The CPS's function is not to decide whether a person is guilty of a criminal offence, but to make fair, independent and objective assessments about whether it is appropriate to present charges for the criminal court to consider. The CPS assessment of any case is not in any sense a finding of, or implication of, any guilt or criminal conduct. It is not a finding of fact, which can only be made by a court, but rather an assessment of what it might be possible to prove to a court, in accordance with the Code for Crown Prosecutors.

This assessment is based on the evidence available arising out of the police investigation and not on the evidence that is likely to be gathered by the defence, and likely to be used to test the prosecution evidence. The CPS charging decision is therefore necessarily an assessment on the basis of the evidence that is available to the CPS at the time the decision is made.

CPS prosecutors must also keep every case under review, so that they take account of any change in circumstances that occurs as the case develops, including what becomes known of the defence case. If appropriate, the CPS may change the charges or stop a case.


Notes to Editors

  1. For media enquiries call the CPS Press Office on 020 3357 0906; Out of Hours Pager 07699 781 926
  2. The CPS consists of 13 Areas in total, each headed by a Chief Crown Prosecutor (CCP). In addition, there are three national casework divisions: Specialist Fraud (formerly Central Fraud and Welfare, Rural & Health Divisions), Special Crime & Counter Terrorism and Organised Crime. CPS Direct is a 'virtual' 14th Area which provides charging decisions to all police forces and other investigators across England and Wales - it operates twenty-four hours, seven days a week, 365 days a year.
  3. At 31 March 2014 we employed a workforce of approximately 6237 staff (full time equivalent), including around 2226 prosecutors and 3629 caseworkers and administrators. Further information can be found on our website:
  4. The CPS, together with ACPO and media representatives, has developed a Protocol for the release of prosecution material to the media.
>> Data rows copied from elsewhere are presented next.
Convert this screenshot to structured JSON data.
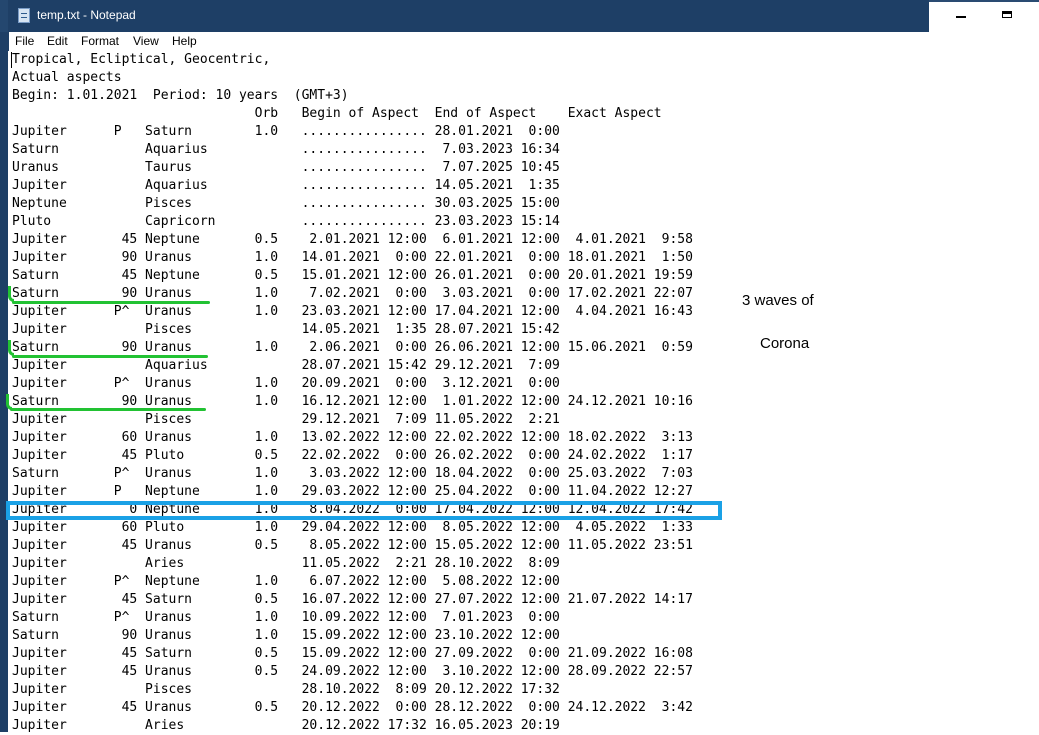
{
  "window": {
    "title": "temp.txt - Notepad",
    "controls": [
      "minimize",
      "maximize"
    ]
  },
  "menu": {
    "items": [
      {
        "label": "File"
      },
      {
        "label": "Edit"
      },
      {
        "label": "Format"
      },
      {
        "label": "View"
      },
      {
        "label": "Help"
      }
    ]
  },
  "document": {
    "lines": [
      "Tropical, Ecliptical, Geocentric,",
      "Actual aspects",
      "Begin: 1.01.2021  Period: 10 years  (GMT+3)",
      "                               Orb   Begin of Aspect  End of Aspect    Exact Aspect",
      "Jupiter      P   Saturn        1.0   ................ 28.01.2021  0:00",
      "Saturn           Aquarius            ................  7.03.2023 16:34",
      "Uranus           Taurus              ................  7.07.2025 10:45",
      "Jupiter          Aquarius            ................ 14.05.2021  1:35",
      "Neptune          Pisces              ................ 30.03.2025 15:00",
      "Pluto            Capricorn           ................ 23.03.2023 15:14",
      "Jupiter       45 Neptune       0.5    2.01.2021 12:00  6.01.2021 12:00  4.01.2021  9:58",
      "Jupiter       90 Uranus        1.0   14.01.2021  0:00 22.01.2021  0:00 18.01.2021  1:50",
      "Saturn        45 Neptune       0.5   15.01.2021 12:00 26.01.2021  0:00 20.01.2021 19:59",
      "Saturn        90 Uranus        1.0    7.02.2021  0:00  3.03.2021  0:00 17.02.2021 22:07",
      "Jupiter      P^  Uranus        1.0   23.03.2021 12:00 17.04.2021 12:00  4.04.2021 16:43",
      "Jupiter          Pisces              14.05.2021  1:35 28.07.2021 15:42",
      "Saturn        90 Uranus        1.0    2.06.2021  0:00 26.06.2021 12:00 15.06.2021  0:59",
      "Jupiter          Aquarius            28.07.2021 15:42 29.12.2021  7:09",
      "Jupiter      P^  Uranus        1.0   20.09.2021  0:00  3.12.2021  0:00",
      "Saturn        90 Uranus        1.0   16.12.2021 12:00  1.01.2022 12:00 24.12.2021 10:16",
      "Jupiter          Pisces              29.12.2021  7:09 11.05.2022  2:21",
      "Jupiter       60 Uranus        1.0   13.02.2022 12:00 22.02.2022 12:00 18.02.2022  3:13",
      "Jupiter       45 Pluto         0.5   22.02.2022  0:00 26.02.2022  0:00 24.02.2022  1:17",
      "Saturn       P^  Uranus        1.0    3.03.2022 12:00 18.04.2022  0:00 25.03.2022  7:03",
      "Jupiter      P   Neptune       1.0   29.03.2022 12:00 25.04.2022  0:00 11.04.2022 12:27",
      "Jupiter        0 Neptune       1.0    8.04.2022  0:00 17.04.2022 12:00 12.04.2022 17:42",
      "Jupiter       60 Pluto         1.0   29.04.2022 12:00  8.05.2022 12:00  4.05.2022  1:33",
      "Jupiter       45 Uranus        0.5    8.05.2022 12:00 15.05.2022 12:00 11.05.2022 23:51",
      "Jupiter          Aries               11.05.2022  2:21 28.10.2022  8:09",
      "Jupiter      P^  Neptune       1.0    6.07.2022 12:00  5.08.2022 12:00",
      "Jupiter       45 Saturn        0.5   16.07.2022 12:00 27.07.2022 12:00 21.07.2022 14:17",
      "Saturn       P^  Uranus        1.0   10.09.2022 12:00  7.01.2023  0:00",
      "Saturn        90 Uranus        1.0   15.09.2022 12:00 23.10.2022 12:00",
      "Jupiter       45 Saturn        0.5   15.09.2022 12:00 27.09.2022  0:00 21.09.2022 16:08",
      "Jupiter       45 Uranus        0.5   24.09.2022 12:00  3.10.2022 12:00 28.09.2022 22:57",
      "Jupiter          Pisces              28.10.2022  8:09 20.12.2022 17:32",
      "Jupiter       45 Uranus        0.5   20.12.2022  0:00 28.12.2022  0:00 24.12.2022  3:42",
      "Jupiter          Aries               20.12.2022 17:32 16.05.2023 20:19"
    ]
  },
  "annotations": {
    "note_line1": "3 waves of",
    "note_line2": "Corona",
    "green_color": "#22c233",
    "blue_color": "#1aa1e6"
  }
}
This sets out the type of prosecution material that will normally be released, or considered for release, together with the factors we will take into account when considering requests. Read the Protocol for the release of prosecution material to the media.